The dollar dropped from its strongest level in at least five years on bets the currency may be overvalued. The currency plunged 0.3 percent to trade at 118.29 yen after earlier hitting 119.14 yen, the highest level since August 2007. The dollar also fell 0.2 percent to $1.2480 per euro.
“The dollar’s broad outperformance this year leaves it vulnerable to profit-taking as the year comes to a close,” Joe Manimbo, a Washington-based market analyst at Western Union Business Solutions, told Bloomberg News. “Underlying fundamentals remain positive and should continue to support it through at least the early stages of next year.”
The Russian ruble led losses of currencies of oil-producing nations as crude oil prices fell. The ruble dropped 2.8 percent to trade at 51.8120 per dollar, and touched a record-low of 53.95. The prices of the West Texas Intermediate touched $63.72 per barrel in New York, the weakest level since July 2009, before easing to $67.53.
The Nigeria’s naira fell to 184.51 against the dollar, while the Australia’s dollar dropped to a four-year low of 84.17 U.S. cents.

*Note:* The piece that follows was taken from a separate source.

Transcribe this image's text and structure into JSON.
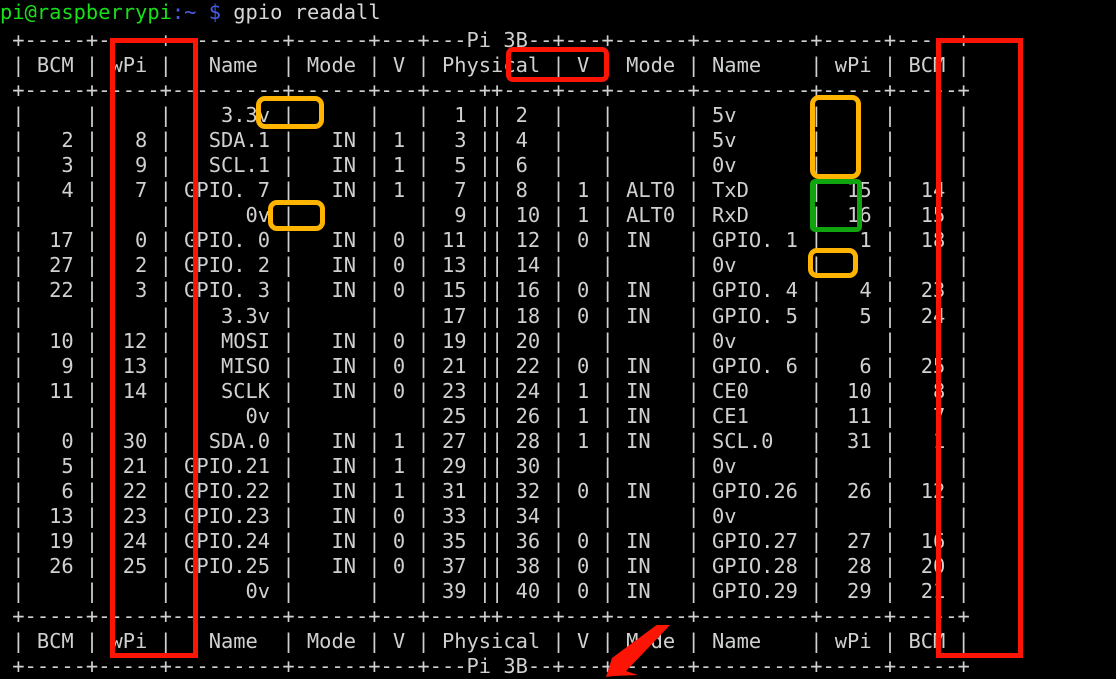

The Malaysia’s ringgit registered its biggest two-day depreciation since the Asian financial crisis of 1997-98 to 3.4392 per dollar.
The Norwegian krona surged the most of all dollar’s 31 major peers after a manufacturing gauge increased to 51.3 in November, up from October’s reading of 50.8. The currency advanced 1.1 percent to trade at 6.9514 per U.S. dollar after dropping for three successive months.
The pound also rose, appreciating 0.5 percent to $1.5721 after U.K. factory activity beat expectations by expanding the most in four months. This followed a report by Markit Economics that the U.K. Purchasing Managers’ gauge increased to 53.5, up from October’s reading of 53.3. Analysts had expected a figure of 53. To register for a free 2-week subscription to ForexMinute Premium Plan, visit www.forexminute.com/newsletter.
To contact the reporter of this story; Yashu Gola at firstname.lastname@example.org